A Promise also demonstrates the other major problem with Until The Earth. Listen to that delicate, tender piano intro: it lasts just a few seconds on its own, and it's gorgeous. Then Sutherland's vocals come in: a little oversung, but the melody is just right, and the story he recites about the burial of a loved one is genuinely touching, for a moment. Then piano chords louden, and my heart doesn't swell, it sinks. A Promise is the fourth track, but it's the third to do this exact same thing. What was originally subtle must now be made epic, the profundity amplified so you're left in no doubt that you must care, harder. Later, the embellishments fall away and there's another lovely strings interlude. But then the drums start to pound and the strings hold and tremble to build tension before, yes, the bombastic climax. By now it's a formula, and it's still to be repeated four more times before the album's end. It's like Broken Records don't trust us to comprehend their subtle majesty, so they decide to hammer it home in case we've missed it. Combined with Sutherland's emphatic angst, it portrays a sense of self-importance that's difficult to bear.

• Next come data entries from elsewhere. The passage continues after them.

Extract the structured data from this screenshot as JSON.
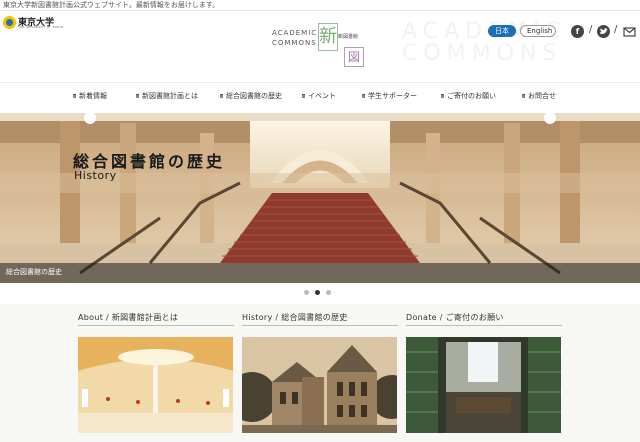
{
  "topbar": {
    "text": "東京大学新図書館計画公式ウェブサイト。最新情報をお届けします。"
  },
  "header": {
    "ut_logo": {
      "name": "東京大学",
      "sub": "THE UNIVERSITY OF TOKYO"
    },
    "ac_logo": {
      "line1": "ACADEMIC",
      "line2": "COMMONS",
      "shin": "新",
      "zu": "図",
      "lib": "新図書館"
    },
    "ghost_line1": "ACADEMIC",
    "ghost_line2": "COMMONS",
    "lang_ja": "日本語",
    "lang_en": "English",
    "icons": [
      "facebook-icon",
      "twitter-icon",
      "mail-icon"
    ]
  },
  "nav": [
    "新着情報",
    "新図書館計画とは",
    "総合図書館の歴史",
    "イベント",
    "学生サポーター",
    "ご寄付のお願い",
    "お問合せ"
  ],
  "hero": {
    "title": "総合図書館の歴史",
    "subtitle": "History",
    "caption": "総合図書館の歴史",
    "slides": 3,
    "active_slide": 2
  },
  "cards": [
    {
      "heading": "About / 新図書館計画とは"
    },
    {
      "heading": "History / 総合図書館の歴史"
    },
    {
      "heading": "Donate / ご寄付のお願い"
    }
  ],
  "colors": {
    "lang_active": "#1a6fb5",
    "dot_active": "#333333",
    "dot_idle": "#bbbbbb"
  }
}
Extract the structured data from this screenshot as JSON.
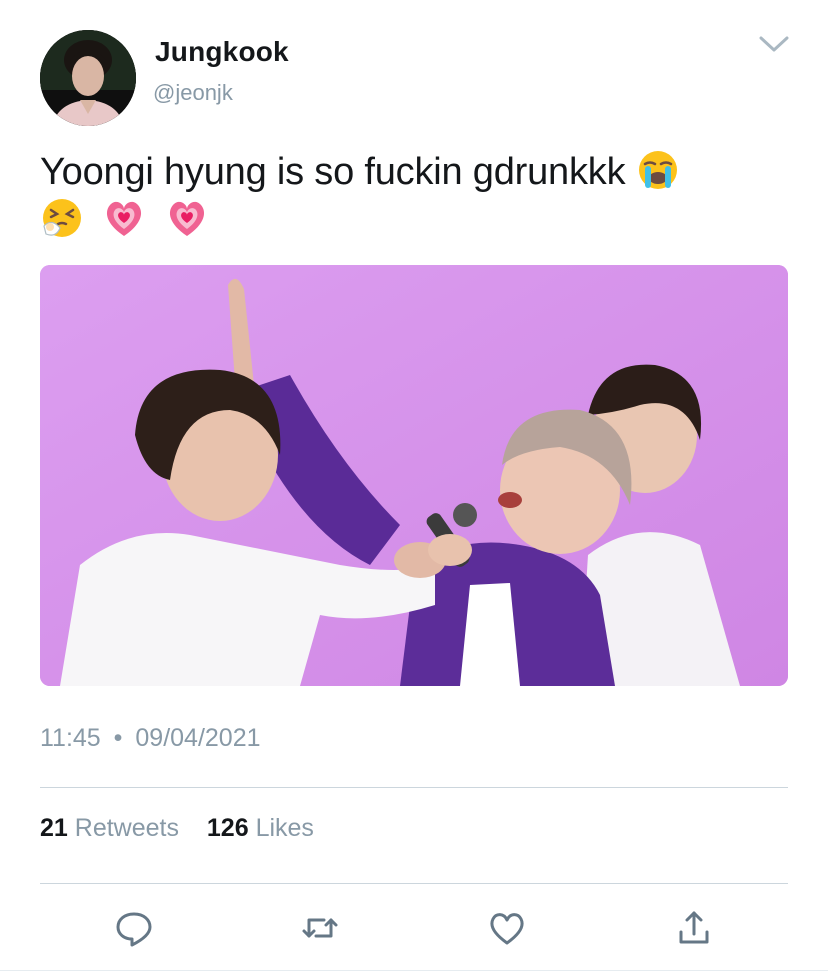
{
  "tweet": {
    "display_name": "Jungkook",
    "handle": "@jeonjk",
    "text": "Yoongi hyung is so fuckin gdrunkkk",
    "emojis": [
      "loudly-crying-face",
      "sneezing-face",
      "growing-heart",
      "growing-heart"
    ],
    "time": "11:45",
    "separator": "•",
    "date": "09/04/2021",
    "retweets_count": "21",
    "retweets_label": "Retweets",
    "likes_count": "126",
    "likes_label": "Likes"
  },
  "icons": {
    "menu": "chevron-down-icon",
    "reply": "reply-icon",
    "retweet": "retweet-icon",
    "like": "heart-icon",
    "share": "share-icon"
  },
  "colors": {
    "text": "#14171a",
    "secondary": "#8899a6",
    "divider": "#ccd6dd",
    "media_background": "#d890e8"
  }
}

And that is so very frustrating because Until The Earth is an album that could've been "important", as far as indie rock ever can be, had it been recorded with a touch of modesty in mind. The producer could've minimised the gradiosity of the arrangements, not highlighted them. Someone could've had a discreet word in Jamie Sutherland's ear about his vocals. The band could've directed more songs towards un-epic endings. Sutherland could've thought about why the sixth track was like a song as written by Eilert Loevberg, and renamed it so we might understand. Until The Earth isn't a disaster. For many, Broken Records' grandiosity will amplify the obvious strengths in the songwriting. The Waterboys sold millions, won awards and rave reviews, and toured the world, and Broken Records still have a lot of achievements within their grasp. But others will be blinded by their bluster, dissuaded from listening by the forced sincerity and manufactured meaningfulness. Until The Earth Begins To Part is as ambitious and indulgent as its title suggests; and that's a pity.